All financial advisers must pass a national examination regardless of age or previous qualifications following an initial transition period, Finsia says.
That is the view put forward by Finsia in its submission to the Parliamentary Joint Committee on Corporations and Financial Services’ inquiry into proposals to lift the professional, ethical and education standards in the financial services industry (PJC).
Finsia said that the introduction of a national industry exam would help boost consumer confidence and was an opportunity to set a global benchmark.
“The community understand the national exam as an independent test of competence,” Finsia chief executive Russell Thomas said. “An examination provides assurance that everyone in the industry, no matter where that adviser has previously studied, is up to the professional standard.”
Finsia and other industry bodies such as the AFA and Financial Services Union have been vocal about the need to set measurable education standards.
The PJC originally presented its recommendations to the federal government on 19 December 2014 and called for submissions for further consultation.
Earlier this month Assistant Treasurer Josh Frydenberg hosted a roundtable with the peak industry bodies, consumer groups, academics and ASIC chairman Greg Medcraft to discuss the lifting of professional standards.
“All participants were unanimous in the view that we need to lift industry standards,” Mr Frydenberg said. “There was strong agreement that the focus of reform should be on the consumer, and that rebuilding consumer confidence in the financial advice industry is paramount.”
SUBSCRIBE TO THE IFA DAILY BULLETIN
- 18 Feb 2019ASIC appeals Westpac best interests court decisionBy Adrian Flores
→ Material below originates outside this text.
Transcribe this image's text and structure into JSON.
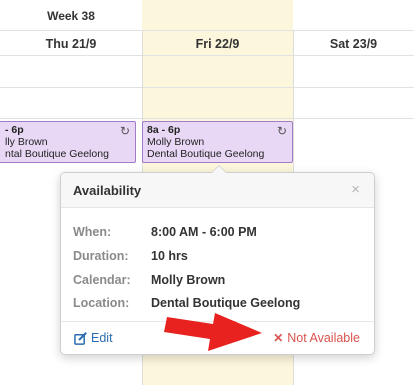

- 18 Feb 2019FASEA mostly funded by the major banksBy Adrian Flores
- 15 Feb 2019ASIC to undertake harsher penalties against banksBy Eliot Hastie
- 18 Feb 2019NAB most distrusted bank, survey findsBy Sarah Simpkins
- 15 Feb 2019Court restrains unlicensed firm from operatingBy Adrian Flores
- 15 Feb 2019ASIC used Dover whistleblowing to shut licensee downBy Adrian Flores
- view all